Playing the full music video rather than just an audio file allows students to engage this entry point approach in a number of ways. Verbal-linguistic, musical-rhythmic/harmonic, and logical reasoning skills all find room in this exercise: viewing the cinematography, listening to the words and the melody, and considering what the ideological message is. Moreover starting and finishing with this means that both interpersonal and intrapersonal strengths are challenged. The discussion towards the end of class allows those who find their feet in discussion and debate to engage with this. Asking them to watch, listen and think at the beginning benefits those who need space to meditate and reflect individually.
I play a version of the music video that has subtitles so that students with impaired hearing can access the lyrics, and so that all students can jot down words and phrases that stand out to them if the visual of the words appeals to their thought processes. Accessibility should be a consideration in every aspect of education, from curriculum design to devising entry points. I am reminded of the Digit(al) Shakespeares project which seeks to transform the way we think about Shakespeare’s works being primarily literature that must be heard:

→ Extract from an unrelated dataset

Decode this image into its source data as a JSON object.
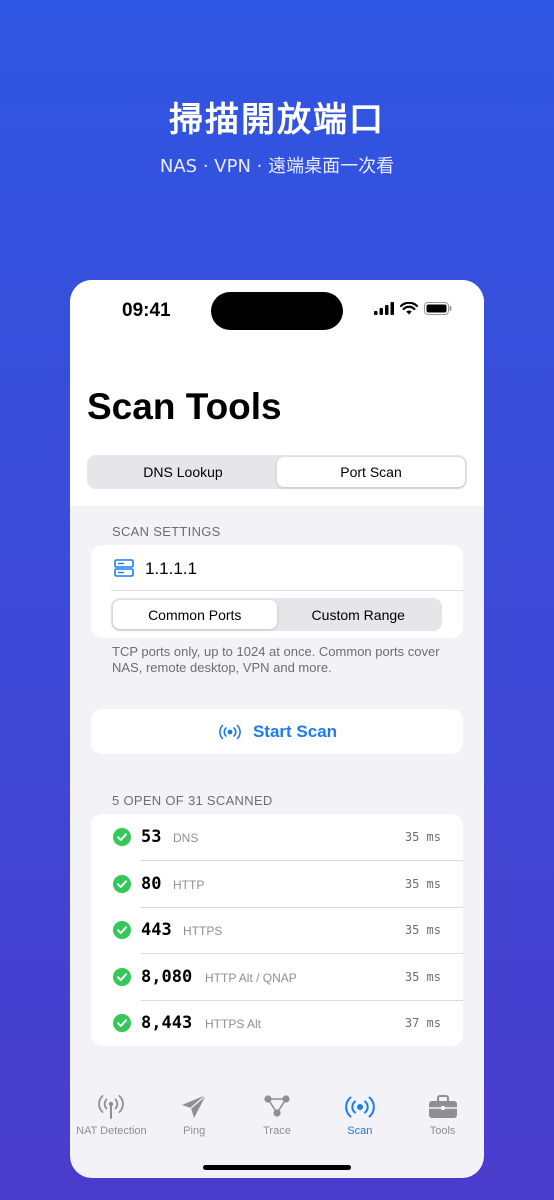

By bookending the first lecture with this entry point approach, students are greeted with a familiar song that they are asked to read using literary techniques they are comfortable with. Their introduction to a challenging concept is then cushioned again by the opportunity to reconnect with the familiar lyric. Thus, I have come to the conclusion that a significant benefit of entry point approaches is in creating a learning environment that not only seeks to connect them intellectually with the topic, but one that also assures them that they can connect with it.